ABOUT THIS TASK: Return the entries below word for word. No picture belongs in the copy.

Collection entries
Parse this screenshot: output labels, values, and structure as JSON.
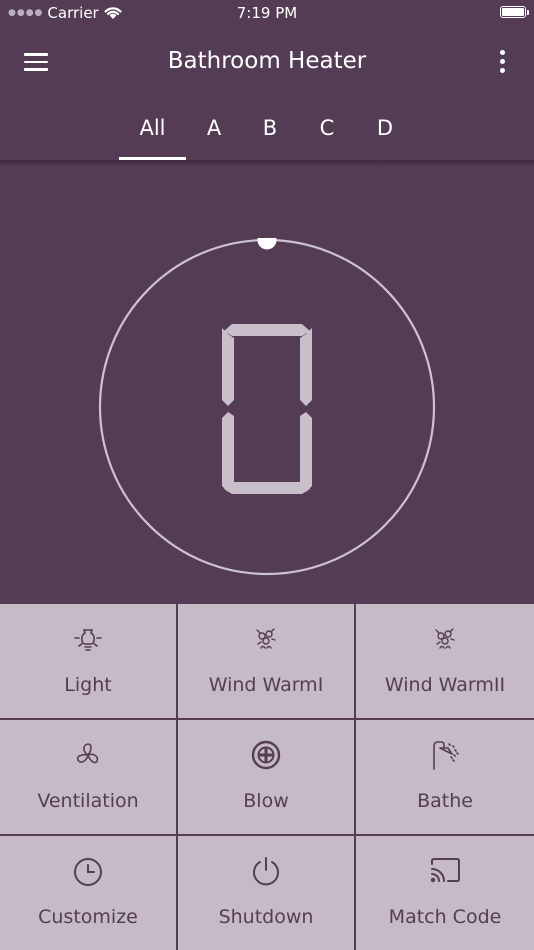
{
  "status": {
    "carrier": "Carrier",
    "time": "7:19 PM"
  },
  "header": {
    "title": "Bathroom Heater"
  },
  "tabs": [
    {
      "label": "All",
      "selected": true
    },
    {
      "label": "A",
      "selected": false
    },
    {
      "label": "B",
      "selected": false
    },
    {
      "label": "C",
      "selected": false
    },
    {
      "label": "D",
      "selected": false
    }
  ],
  "display": {
    "digit": "0"
  },
  "controls": [
    {
      "label": "Light",
      "icon": "bulb-icon"
    },
    {
      "label": "Wind WarmI",
      "icon": "warm-wind-icon"
    },
    {
      "label": "Wind WarmII",
      "icon": "warm-wind-icon"
    },
    {
      "label": "Ventilation",
      "icon": "fan-icon"
    },
    {
      "label": "Blow",
      "icon": "blow-icon"
    },
    {
      "label": "Bathe",
      "icon": "shower-icon"
    },
    {
      "label": "Customize",
      "icon": "clock-icon"
    },
    {
      "label": "Shutdown",
      "icon": "power-icon"
    },
    {
      "label": "Match Code",
      "icon": "cast-icon"
    }
  ],
  "colors": {
    "background": "#533c54",
    "button": "#c5bac6",
    "button_text": "#553d56"
  }
}
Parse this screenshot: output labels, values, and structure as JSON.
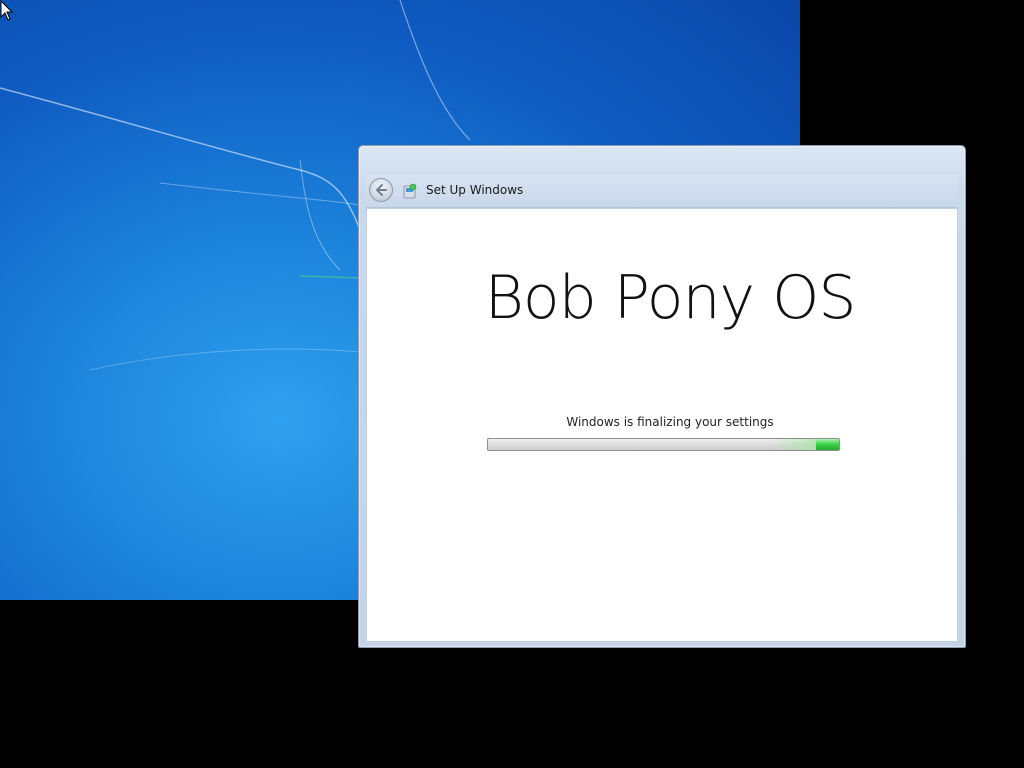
{
  "window": {
    "title": "Set Up Windows",
    "icons": {
      "back": "back-arrow-icon",
      "app": "setup-icon"
    }
  },
  "main": {
    "brand_title": "Bob Pony OS",
    "status_text": "Windows is finalizing your settings",
    "progress": {
      "value_fraction": 1.0,
      "animated_segment_fraction": 0.2,
      "fill_color": "#3ed34a"
    }
  },
  "desktop": {
    "background_color": "#1c84dc",
    "cursor_icon": "arrow-cursor-icon"
  }
}
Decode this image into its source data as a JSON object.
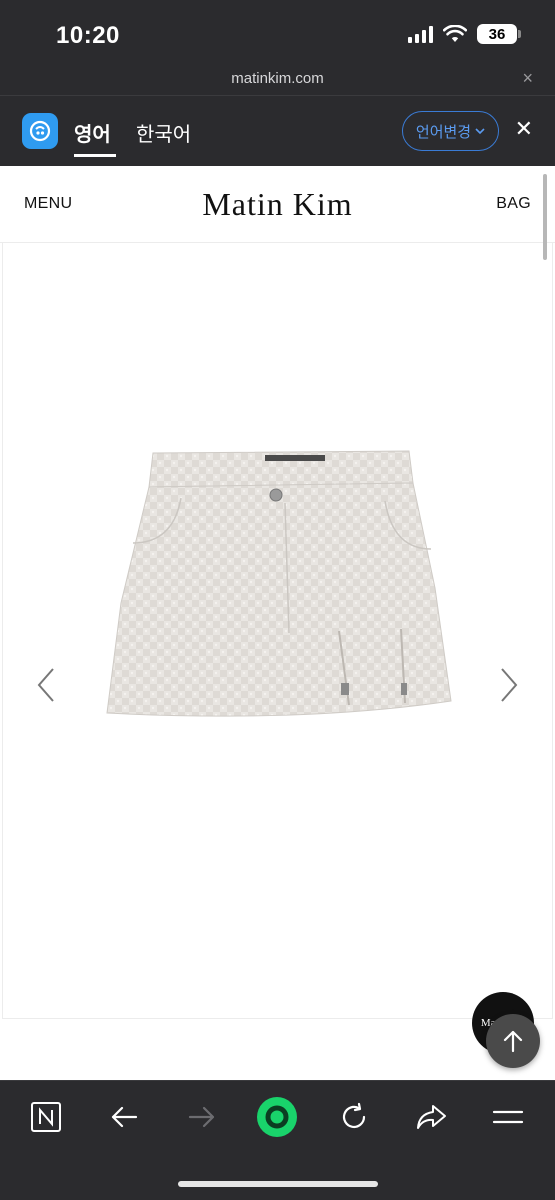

SOLUTION BELOW:
Parse this screenshot: output labels, values, and structure as JSON.
{
  "status": {
    "carrier": "Carrier",
    "time": "7:19 PM"
  },
  "header": {
    "title": "Bathroom Heater"
  },
  "tabs": [
    {
      "label": "All",
      "selected": true
    },
    {
      "label": "A",
      "selected": false
    },
    {
      "label": "B",
      "selected": false
    },
    {
      "label": "C",
      "selected": false
    },
    {
      "label": "D",
      "selected": false
    }
  ],
  "display": {
    "digit": "0"
  },
  "controls": [
    {
      "label": "Light",
      "icon": "bulb-icon"
    },
    {
      "label": "Wind WarmI",
      "icon": "warm-wind-icon"
    },
    {
      "label": "Wind WarmII",
      "icon": "warm-wind-icon"
    },
    {
      "label": "Ventilation",
      "icon": "fan-icon"
    },
    {
      "label": "Blow",
      "icon": "blow-icon"
    },
    {
      "label": "Bathe",
      "icon": "shower-icon"
    },
    {
      "label": "Customize",
      "icon": "clock-icon"
    },
    {
      "label": "Shutdown",
      "icon": "power-icon"
    },
    {
      "label": "Match Code",
      "icon": "cast-icon"
    }
  ],
  "colors": {
    "background": "#533c54",
    "button": "#c5bac6",
    "button_text": "#553d56"
  }
}
Parse this screenshot: output labels, values, and structure as JSON.
{
  "window": {
    "title": "Set Up Windows",
    "icons": {
      "back": "back-arrow-icon",
      "app": "setup-icon"
    }
  },
  "main": {
    "brand_title": "Bob Pony OS",
    "status_text": "Windows is finalizing your settings",
    "progress": {
      "value_fraction": 1.0,
      "animated_segment_fraction": 0.2,
      "fill_color": "#3ed34a"
    }
  },
  "desktop": {
    "background_color": "#1c84dc",
    "cursor_icon": "arrow-cursor-icon"
  }
}
Decode this image into its source data as a JSON object.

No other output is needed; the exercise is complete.